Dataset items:
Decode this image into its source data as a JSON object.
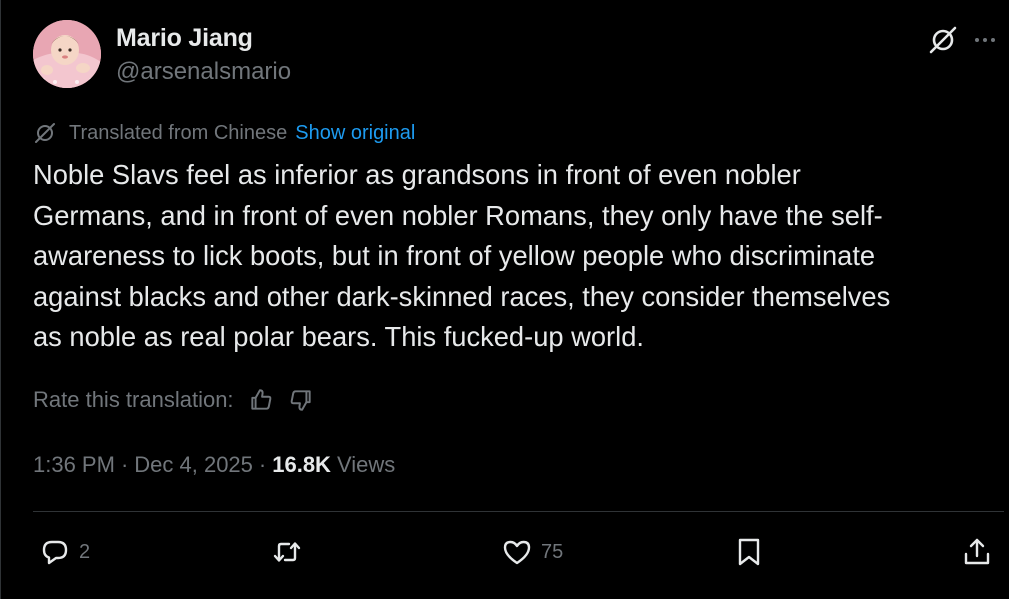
{
  "author": {
    "display_name": "Mario Jiang",
    "handle": "@arsenalsmario"
  },
  "header_icons": {
    "grok": "grok-icon",
    "more": "more-icon"
  },
  "translation": {
    "label": "Translated from Chinese",
    "show_original": "Show original",
    "rate_label": "Rate this translation:"
  },
  "tweet": {
    "text": "Noble Slavs feel as inferior as grandsons in front of even nobler\nGermans, and in front of even nobler Romans, they only have the self-\nawareness to lick boots, but in front of yellow people who discriminate\nagainst blacks and other dark-skinned races, they consider themselves\nas noble as real polar bears. This fucked-up world."
  },
  "meta": {
    "time": "1:36 PM",
    "separator": "·",
    "date": "Dec 4, 2025",
    "views_count": "16.8K",
    "views_label": "Views"
  },
  "actions": {
    "reply_count": "2",
    "retweet_count": "",
    "like_count": "75"
  },
  "colors": {
    "background": "#000000",
    "text": "#e7e9ea",
    "muted": "#71767b",
    "link": "#1d9bf0",
    "border": "#2f3336"
  }
}
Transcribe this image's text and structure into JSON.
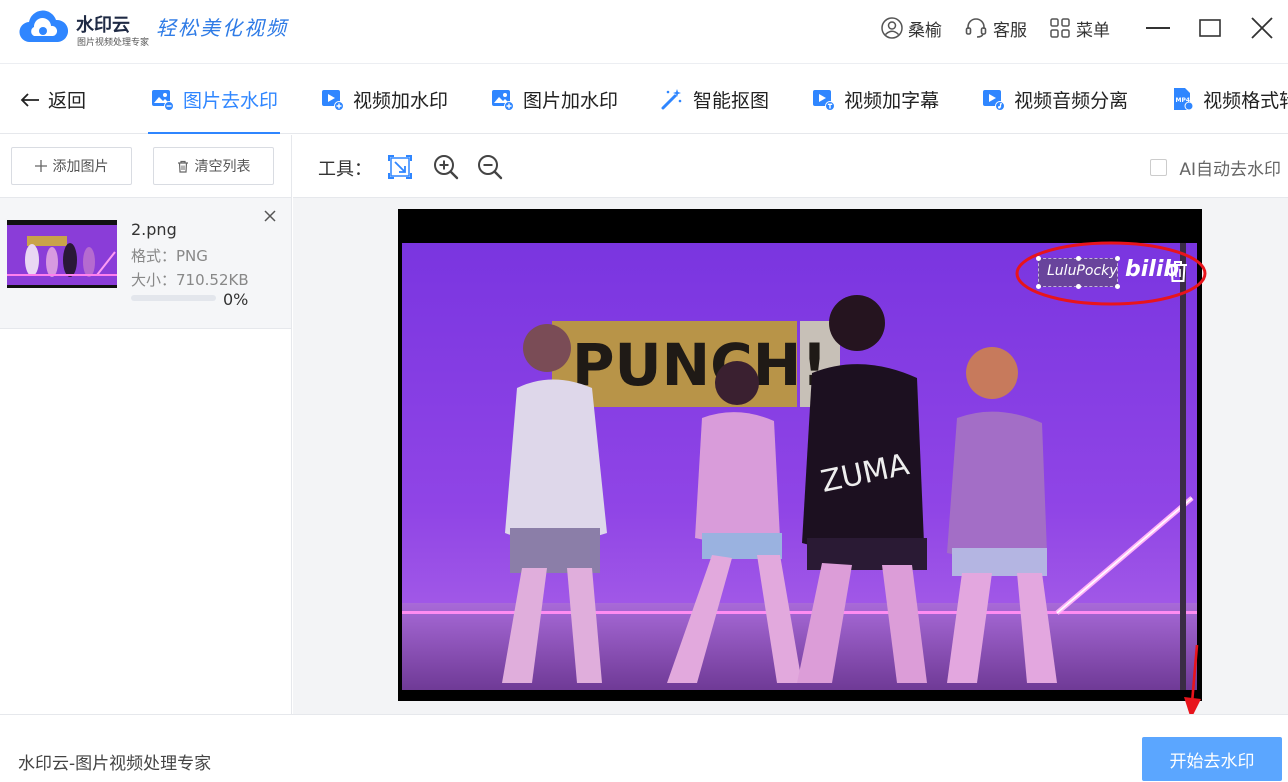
{
  "app": {
    "name": "水印云",
    "subtitle": "图片视频处理专家",
    "slogan": "轻松美化视频",
    "user": "桑榆",
    "service_label": "客服",
    "menu_label": "菜单"
  },
  "nav": {
    "back_label": "返回",
    "tabs": [
      {
        "label": "图片去水印",
        "active": true,
        "icon": "image-remove-icon"
      },
      {
        "label": "视频加水印",
        "active": false,
        "icon": "video-add-icon"
      },
      {
        "label": "图片加水印",
        "active": false,
        "icon": "image-add-icon"
      },
      {
        "label": "智能抠图",
        "active": false,
        "icon": "magic-wand-icon"
      },
      {
        "label": "视频加字幕",
        "active": false,
        "icon": "video-subtitle-icon"
      },
      {
        "label": "视频音频分离",
        "active": false,
        "icon": "video-audio-icon"
      },
      {
        "label": "视频格式转换",
        "active": false,
        "icon": "mp4-icon"
      }
    ]
  },
  "left_panel": {
    "add_label": "添加图片",
    "clear_label": "清空列表",
    "files": [
      {
        "name": "2.png",
        "format_label": "格式：PNG",
        "size_label": "大小：710.52KB",
        "progress": 0,
        "progress_text": "0%"
      }
    ]
  },
  "work": {
    "tool_label": "工具：",
    "ai_label": "AI自动去水印",
    "ai_checked": false,
    "watermark_text": "LuluPocky",
    "watermark_logo": "bilib",
    "photo_text": "PUNCH!"
  },
  "status": {
    "footer_text": "水印云-图片视频处理专家",
    "start_label": "开始去水印"
  },
  "colors": {
    "accent": "#2f86ff",
    "start_button": "#5ba6ff",
    "annotation_red": "#e8141c"
  }
}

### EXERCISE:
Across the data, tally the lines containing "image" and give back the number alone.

### RESULT:
4